• [SOURCE MATERIAL]
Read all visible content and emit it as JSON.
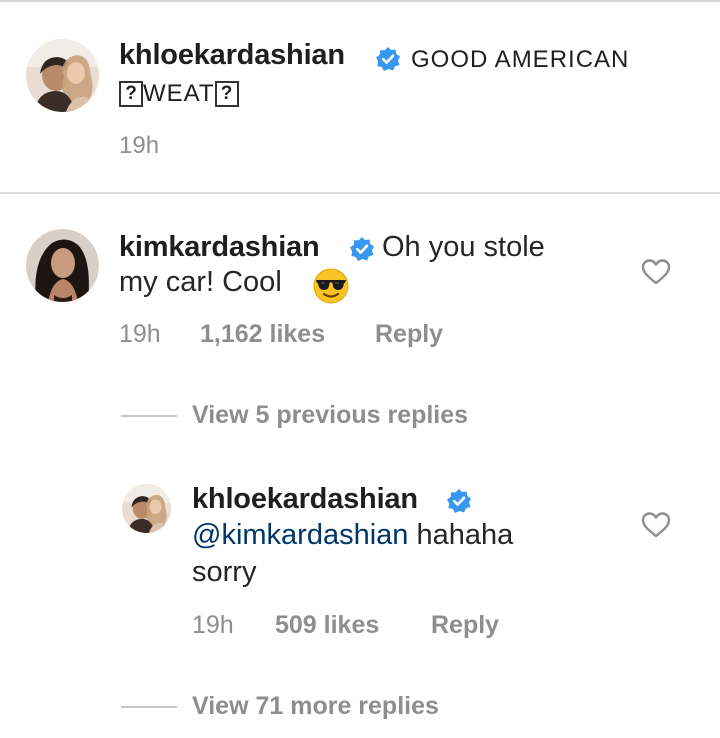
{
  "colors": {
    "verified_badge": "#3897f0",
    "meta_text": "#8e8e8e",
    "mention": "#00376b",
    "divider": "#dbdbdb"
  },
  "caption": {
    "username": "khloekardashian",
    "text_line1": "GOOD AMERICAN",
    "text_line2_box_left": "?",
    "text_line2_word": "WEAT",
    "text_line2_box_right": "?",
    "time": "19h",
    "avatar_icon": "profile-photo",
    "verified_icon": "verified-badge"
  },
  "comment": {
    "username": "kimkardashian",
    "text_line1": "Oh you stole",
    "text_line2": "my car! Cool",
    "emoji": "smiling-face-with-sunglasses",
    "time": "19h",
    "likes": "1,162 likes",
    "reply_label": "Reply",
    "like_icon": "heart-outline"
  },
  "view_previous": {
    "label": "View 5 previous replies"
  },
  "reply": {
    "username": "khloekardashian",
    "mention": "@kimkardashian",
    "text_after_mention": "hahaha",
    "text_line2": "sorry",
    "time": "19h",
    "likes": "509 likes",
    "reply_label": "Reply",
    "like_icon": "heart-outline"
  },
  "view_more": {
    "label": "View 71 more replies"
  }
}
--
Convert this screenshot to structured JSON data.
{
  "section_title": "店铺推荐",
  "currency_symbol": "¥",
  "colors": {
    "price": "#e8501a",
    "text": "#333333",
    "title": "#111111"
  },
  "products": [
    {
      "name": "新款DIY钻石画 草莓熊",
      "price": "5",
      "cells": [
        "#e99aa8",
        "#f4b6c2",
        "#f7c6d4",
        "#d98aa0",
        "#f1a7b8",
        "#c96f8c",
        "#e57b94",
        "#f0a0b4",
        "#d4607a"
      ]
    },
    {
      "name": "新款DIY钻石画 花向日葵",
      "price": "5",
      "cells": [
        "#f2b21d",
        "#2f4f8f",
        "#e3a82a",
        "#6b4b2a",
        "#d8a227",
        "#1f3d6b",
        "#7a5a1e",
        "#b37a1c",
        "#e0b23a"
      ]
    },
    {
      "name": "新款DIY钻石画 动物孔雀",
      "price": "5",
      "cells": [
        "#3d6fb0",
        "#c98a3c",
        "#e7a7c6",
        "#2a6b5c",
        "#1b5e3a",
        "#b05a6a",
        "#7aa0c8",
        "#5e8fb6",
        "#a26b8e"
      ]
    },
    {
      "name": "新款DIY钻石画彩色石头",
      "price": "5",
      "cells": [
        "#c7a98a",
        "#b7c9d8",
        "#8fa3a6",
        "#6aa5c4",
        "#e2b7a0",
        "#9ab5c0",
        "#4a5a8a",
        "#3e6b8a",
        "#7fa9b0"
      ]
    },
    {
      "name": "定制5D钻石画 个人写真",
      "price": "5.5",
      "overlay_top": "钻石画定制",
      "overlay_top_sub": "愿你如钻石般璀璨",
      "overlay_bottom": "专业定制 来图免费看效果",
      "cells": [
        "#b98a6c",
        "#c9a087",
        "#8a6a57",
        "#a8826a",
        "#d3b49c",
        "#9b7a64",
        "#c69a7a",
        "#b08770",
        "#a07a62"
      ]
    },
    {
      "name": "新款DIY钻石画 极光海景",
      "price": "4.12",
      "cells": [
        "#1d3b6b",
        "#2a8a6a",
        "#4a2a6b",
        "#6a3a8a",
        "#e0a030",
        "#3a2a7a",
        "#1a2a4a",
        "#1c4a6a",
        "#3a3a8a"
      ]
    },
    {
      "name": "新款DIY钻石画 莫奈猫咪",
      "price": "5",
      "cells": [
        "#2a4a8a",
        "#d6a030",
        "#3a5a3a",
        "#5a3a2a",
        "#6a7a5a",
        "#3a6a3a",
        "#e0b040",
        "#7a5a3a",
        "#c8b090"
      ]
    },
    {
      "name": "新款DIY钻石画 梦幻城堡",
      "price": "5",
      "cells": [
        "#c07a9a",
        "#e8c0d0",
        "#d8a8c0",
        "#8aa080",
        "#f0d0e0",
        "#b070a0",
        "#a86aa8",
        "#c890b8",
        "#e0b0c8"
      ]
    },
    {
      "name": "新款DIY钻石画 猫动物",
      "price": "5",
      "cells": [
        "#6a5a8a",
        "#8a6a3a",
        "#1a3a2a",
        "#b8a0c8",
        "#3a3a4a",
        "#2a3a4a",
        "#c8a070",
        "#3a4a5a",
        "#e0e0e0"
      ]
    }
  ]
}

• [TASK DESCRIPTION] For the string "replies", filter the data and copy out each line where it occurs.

• [EXERCISE RESPONSE]
    "label": "View 5 previous replies"
    "label": "View 71 more replies"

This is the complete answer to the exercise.